Find the lines in the records that carry the word "message". Copy each one.

(PROVIDED RECORDS)

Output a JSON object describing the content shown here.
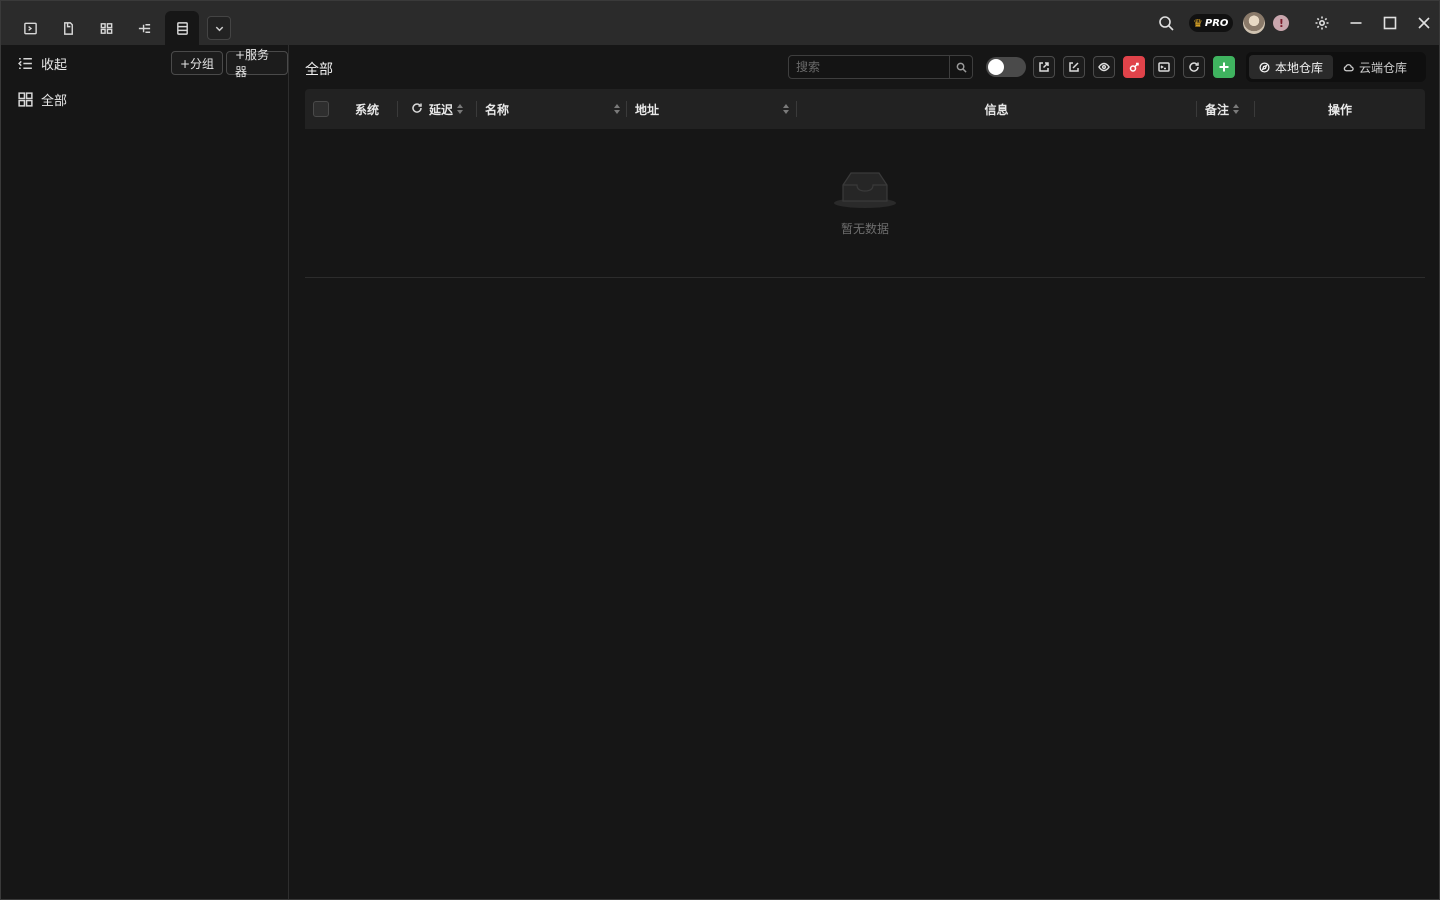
{
  "titlebar": {
    "tabs": [
      "terminal",
      "file",
      "dashboard",
      "tree",
      "server-list"
    ],
    "active_tab": 4,
    "pro_label": "PRO",
    "alert_label": "!"
  },
  "sidebar": {
    "collapse_label": "收起",
    "add_group_label": "+分组",
    "add_server_label": "+服务器",
    "all_label": "全部"
  },
  "main": {
    "title": "全部",
    "search": {
      "placeholder": "搜索"
    },
    "toggle_on": false,
    "repo_tabs": [
      {
        "label": "本地仓库",
        "active": true
      },
      {
        "label": "云端仓库",
        "active": false
      }
    ],
    "accent_red": "#e0434a",
    "accent_green": "#3fb35f"
  },
  "table": {
    "columns": {
      "system": "系统",
      "latency": "延迟",
      "name": "名称",
      "address": "地址",
      "info": "信息",
      "remark": "备注",
      "actions": "操作"
    },
    "rows": [],
    "empty_text": "暂无数据"
  }
}
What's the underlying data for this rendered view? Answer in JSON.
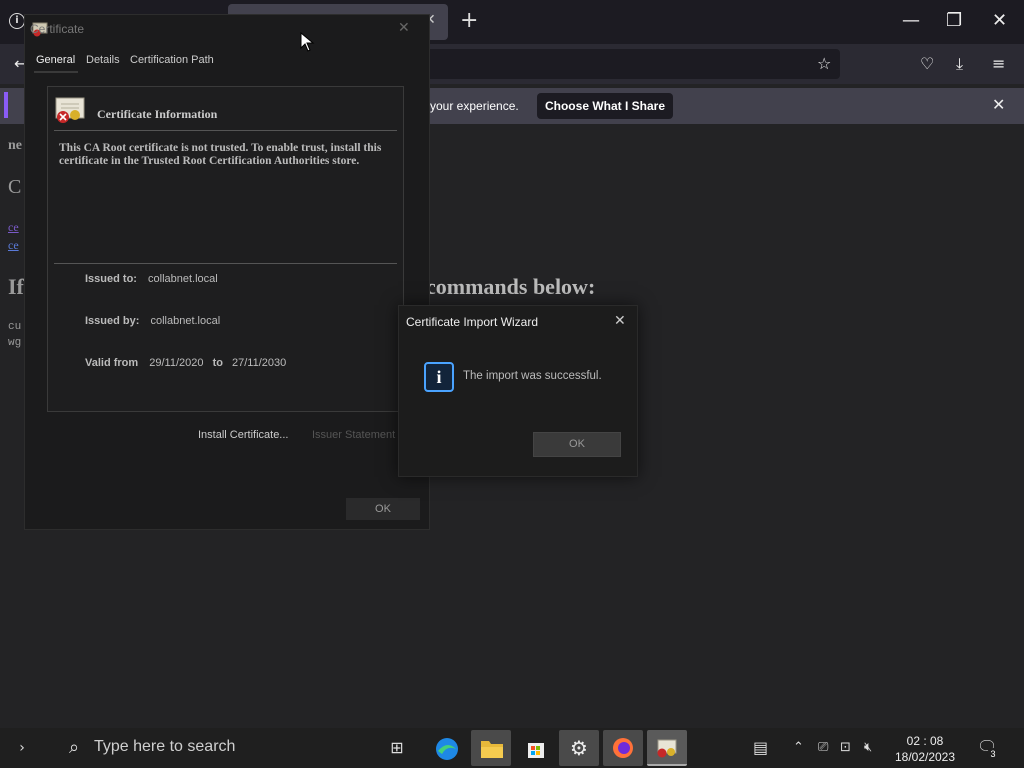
{
  "browser": {
    "notification_text": "your experience.",
    "notification_button": "Choose What I Share"
  },
  "page": {
    "frag_ne": "ne",
    "frag_c": "C",
    "frag_link1": "ce",
    "frag_link2": "ce",
    "frag_if": "If",
    "frag_cu": "cu",
    "frag_wg": "wg",
    "commands_heading": "commands below:"
  },
  "certificate": {
    "title": "Certificate",
    "tabs": [
      "General",
      "Details",
      "Certification Path"
    ],
    "info_title": "Certificate Information",
    "message": "This CA Root certificate is not trusted. To enable trust, install this certificate in the Trusted Root Certification Authorities store.",
    "issued_to_label": "Issued to:",
    "issued_to": "collabnet.local",
    "issued_by_label": "Issued by:",
    "issued_by": "collabnet.local",
    "valid_from_label": "Valid from",
    "valid_from": "29/11/2020",
    "to_label": "to",
    "valid_to": "27/11/2030",
    "install_button": "Install Certificate...",
    "issuer_button": "Issuer Statement",
    "ok_button": "OK"
  },
  "wizard": {
    "title": "Certificate Import Wizard",
    "message": "The import was successful.",
    "ok_button": "OK"
  },
  "taskbar": {
    "search_placeholder": "Type here to search",
    "time": "02 : 08",
    "date": "18/02/2023",
    "notification_count": "3"
  },
  "colors": {
    "dialog_bg": "#1b1b1c",
    "accent_blue": "#4aa3ff",
    "notification_bg": "#42414d"
  }
}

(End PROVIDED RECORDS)

OUTPUT BELOW:
    "message": "This CA Root certificate is not trusted. To enable trust, install this certificate in the Trusted Root Certification Authorities store.",
    "message": "The import was successful.",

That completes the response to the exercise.